God of yesterday, today, and tomorrow – you have sent us messengers who call our attention away from whatever idols we are focusing on and instead turn our attention back to you. For this gift of constantly reaching out to us, we give you thanks. And it is in a spirit of gratitude that we turn to you now in prayer.
There is much, too much, in this world that distracts us from you. This busy season of our lives is filled with so much that it can be hard to remember why we are celebrating in the first place. But, you are in the midst of all of it, beckoning for our attention and our devotion. So we pray today that we will create room for you in our lives and in our spirits so that we can rest in the comforting embrace of your presence.
As we pray this for ourselves, we also offer to you the prayers we have for our neighbors and strangers, the people in this world for whom the greatest comfort we can provide comes in our prayers to you. We offer you these prayers from the silence of our hearts, knowing that you hear and respond…

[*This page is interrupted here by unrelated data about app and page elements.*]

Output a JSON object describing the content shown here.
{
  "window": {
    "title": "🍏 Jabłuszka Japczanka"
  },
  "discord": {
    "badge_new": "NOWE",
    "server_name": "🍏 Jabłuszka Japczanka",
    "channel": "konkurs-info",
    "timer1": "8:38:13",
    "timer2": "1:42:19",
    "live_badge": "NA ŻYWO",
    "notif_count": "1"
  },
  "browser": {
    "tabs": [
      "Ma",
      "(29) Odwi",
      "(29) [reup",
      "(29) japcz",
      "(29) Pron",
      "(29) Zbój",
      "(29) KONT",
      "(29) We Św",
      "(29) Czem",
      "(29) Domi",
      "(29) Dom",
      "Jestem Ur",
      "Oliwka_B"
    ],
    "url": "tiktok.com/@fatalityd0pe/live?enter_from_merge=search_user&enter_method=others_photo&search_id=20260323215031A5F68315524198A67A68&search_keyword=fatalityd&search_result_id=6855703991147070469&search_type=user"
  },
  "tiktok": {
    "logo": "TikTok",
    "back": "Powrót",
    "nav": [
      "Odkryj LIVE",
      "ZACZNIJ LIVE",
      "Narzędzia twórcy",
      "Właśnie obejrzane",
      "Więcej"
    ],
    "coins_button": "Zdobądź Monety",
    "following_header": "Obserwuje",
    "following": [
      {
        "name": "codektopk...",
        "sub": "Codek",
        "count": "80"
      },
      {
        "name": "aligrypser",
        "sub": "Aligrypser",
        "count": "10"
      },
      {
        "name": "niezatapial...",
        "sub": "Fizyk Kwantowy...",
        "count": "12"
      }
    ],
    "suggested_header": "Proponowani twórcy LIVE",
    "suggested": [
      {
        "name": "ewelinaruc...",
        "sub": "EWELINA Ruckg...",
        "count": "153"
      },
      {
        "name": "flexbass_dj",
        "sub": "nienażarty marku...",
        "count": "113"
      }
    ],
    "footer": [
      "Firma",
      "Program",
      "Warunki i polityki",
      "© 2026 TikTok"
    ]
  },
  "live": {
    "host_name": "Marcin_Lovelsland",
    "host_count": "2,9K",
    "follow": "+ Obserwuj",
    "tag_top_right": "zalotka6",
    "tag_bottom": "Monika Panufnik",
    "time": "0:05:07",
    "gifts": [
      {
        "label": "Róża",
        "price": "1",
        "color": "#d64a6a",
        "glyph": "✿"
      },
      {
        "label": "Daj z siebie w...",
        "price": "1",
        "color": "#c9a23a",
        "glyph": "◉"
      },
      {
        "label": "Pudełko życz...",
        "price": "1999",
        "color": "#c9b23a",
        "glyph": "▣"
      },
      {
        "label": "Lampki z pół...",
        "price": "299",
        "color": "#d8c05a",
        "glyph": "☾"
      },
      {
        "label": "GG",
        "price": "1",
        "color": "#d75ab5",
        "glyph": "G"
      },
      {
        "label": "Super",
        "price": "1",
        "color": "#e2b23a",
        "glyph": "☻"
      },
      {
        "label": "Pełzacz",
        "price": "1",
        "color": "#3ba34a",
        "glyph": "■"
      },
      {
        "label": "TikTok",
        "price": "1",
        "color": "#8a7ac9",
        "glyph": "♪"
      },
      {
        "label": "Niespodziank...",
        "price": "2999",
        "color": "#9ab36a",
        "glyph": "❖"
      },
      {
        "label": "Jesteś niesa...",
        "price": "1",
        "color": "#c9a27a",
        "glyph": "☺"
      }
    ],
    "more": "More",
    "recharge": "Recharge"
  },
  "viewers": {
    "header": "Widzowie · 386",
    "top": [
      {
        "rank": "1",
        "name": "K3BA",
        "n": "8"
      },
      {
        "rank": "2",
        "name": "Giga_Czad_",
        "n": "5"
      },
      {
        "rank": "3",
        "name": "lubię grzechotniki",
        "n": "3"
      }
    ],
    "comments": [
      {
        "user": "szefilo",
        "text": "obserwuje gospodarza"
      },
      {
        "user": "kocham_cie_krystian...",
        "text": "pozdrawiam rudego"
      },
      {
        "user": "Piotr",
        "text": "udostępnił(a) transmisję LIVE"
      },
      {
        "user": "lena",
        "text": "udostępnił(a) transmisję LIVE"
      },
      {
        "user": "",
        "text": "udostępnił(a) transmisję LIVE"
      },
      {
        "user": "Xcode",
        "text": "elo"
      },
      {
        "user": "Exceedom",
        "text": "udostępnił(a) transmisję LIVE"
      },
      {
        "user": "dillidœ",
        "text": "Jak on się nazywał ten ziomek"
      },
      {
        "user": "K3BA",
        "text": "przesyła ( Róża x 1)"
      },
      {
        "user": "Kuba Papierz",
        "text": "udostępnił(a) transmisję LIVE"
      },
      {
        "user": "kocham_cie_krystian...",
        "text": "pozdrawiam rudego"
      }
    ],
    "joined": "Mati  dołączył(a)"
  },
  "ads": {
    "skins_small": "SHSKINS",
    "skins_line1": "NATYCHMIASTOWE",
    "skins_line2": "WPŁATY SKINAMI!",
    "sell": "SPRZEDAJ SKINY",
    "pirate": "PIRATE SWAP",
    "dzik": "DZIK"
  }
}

Loving God, your hope for us is not a mystery. You communicate that hope in all sorts of extraordinary ways and through all sorts of unlikely voices. The gift of Jesus Christ and his teachings is the hope upon which all hopes are built. We pray all of this and so much more in his name. And, using the words he taught, we raise our voices together…Our Father…